Suppression’s irresistible brand of breakneck, noisy powerviolence is more hectic than ever on their new LP from Chaotic Noise Productions. The long-running Roanoke project, which has been active since 1992, has been ramping up both the creativity and intensity on their recent releases (notably the Rats in the Control Room and Oblivion Riders tapes, also from CNP), and the trend continues with Placebo Reality. Running just under a half hour throughout 73 tracks, its length made me skeptical at first; Suppression seems to work best with short album durations, and maintaining such a high energy level is difficult to do. Luckily, I need not have worried. Placebo Reality is a nonstop onslaught of blown-out hardcore, comically brief noisecore blasts, animalistic growls, and surprising moments of catchiness. No, it never slows down, and no, it never gets old; when it ended I found myself asking, already? Everything is dialed up to the max, blending the perfect amount of ridiculousness with the perfect amount of brain melting heaviness to make one unforgettable LP. In my opinion, it’s the band’s best work yet.
Pick up the disarmingly fairly-priced cassette and vinyl releases here.

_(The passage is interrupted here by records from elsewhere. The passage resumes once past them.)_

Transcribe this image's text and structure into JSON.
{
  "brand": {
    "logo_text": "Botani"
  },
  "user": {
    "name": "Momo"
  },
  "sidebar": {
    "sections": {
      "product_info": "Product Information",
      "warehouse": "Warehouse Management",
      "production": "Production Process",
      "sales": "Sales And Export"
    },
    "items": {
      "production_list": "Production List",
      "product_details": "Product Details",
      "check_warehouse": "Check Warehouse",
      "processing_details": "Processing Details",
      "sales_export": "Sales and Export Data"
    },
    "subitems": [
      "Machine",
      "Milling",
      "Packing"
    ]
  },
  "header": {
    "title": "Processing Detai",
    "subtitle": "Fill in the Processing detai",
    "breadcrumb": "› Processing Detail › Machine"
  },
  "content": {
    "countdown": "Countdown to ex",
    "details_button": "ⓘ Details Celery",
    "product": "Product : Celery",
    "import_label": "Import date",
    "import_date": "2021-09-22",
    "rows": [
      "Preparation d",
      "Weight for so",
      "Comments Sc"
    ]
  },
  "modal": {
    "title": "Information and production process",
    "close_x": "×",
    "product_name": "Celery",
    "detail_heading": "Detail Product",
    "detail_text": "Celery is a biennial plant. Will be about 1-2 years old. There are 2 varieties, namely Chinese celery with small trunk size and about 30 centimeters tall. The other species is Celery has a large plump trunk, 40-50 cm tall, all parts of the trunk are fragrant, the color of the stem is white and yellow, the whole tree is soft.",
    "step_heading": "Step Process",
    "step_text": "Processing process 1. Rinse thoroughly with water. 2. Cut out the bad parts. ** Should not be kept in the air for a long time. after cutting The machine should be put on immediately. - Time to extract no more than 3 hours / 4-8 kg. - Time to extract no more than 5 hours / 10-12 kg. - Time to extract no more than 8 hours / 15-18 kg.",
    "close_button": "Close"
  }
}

On Anaconda, the newest offering from Florida label Noise Pelican Records, abstract virtuosos Nathan Corder and Tom Weeks’ improvisations coil and slither just like the album’s titular serpent. The unlikely pairing of Weeks’ very harmonic, scalar saxophone playing with Corder’s bizarre electronic spasms is an interesting one. But after “Knot,” the short and schizophrenic opening track, it starts to become clear that the contributions of the two musicians do not create as much of a juxtaposition as it would originally seem. “Lean” begins with a jazzy serenade by Weeks, which is slowly joined by brief, segmented electronic bursts that begin to build in intensity. I’d describe the piece as more of a conversation than anything; it almost seems like the artists are learning from each other as it progresses, with the saxophone becoming more frenetic and atonal to match Corder’s increasing presence. And the rest of the record is no different. From the explosive, body wracking intro to “Swallowed” to the mechanical oscillations of “Cycle” (where the moments of unity between the cracking electronics and saxophone flurries are some of the album’s most mind-blowing), it all cements the alluring chemistry of these two improvisers.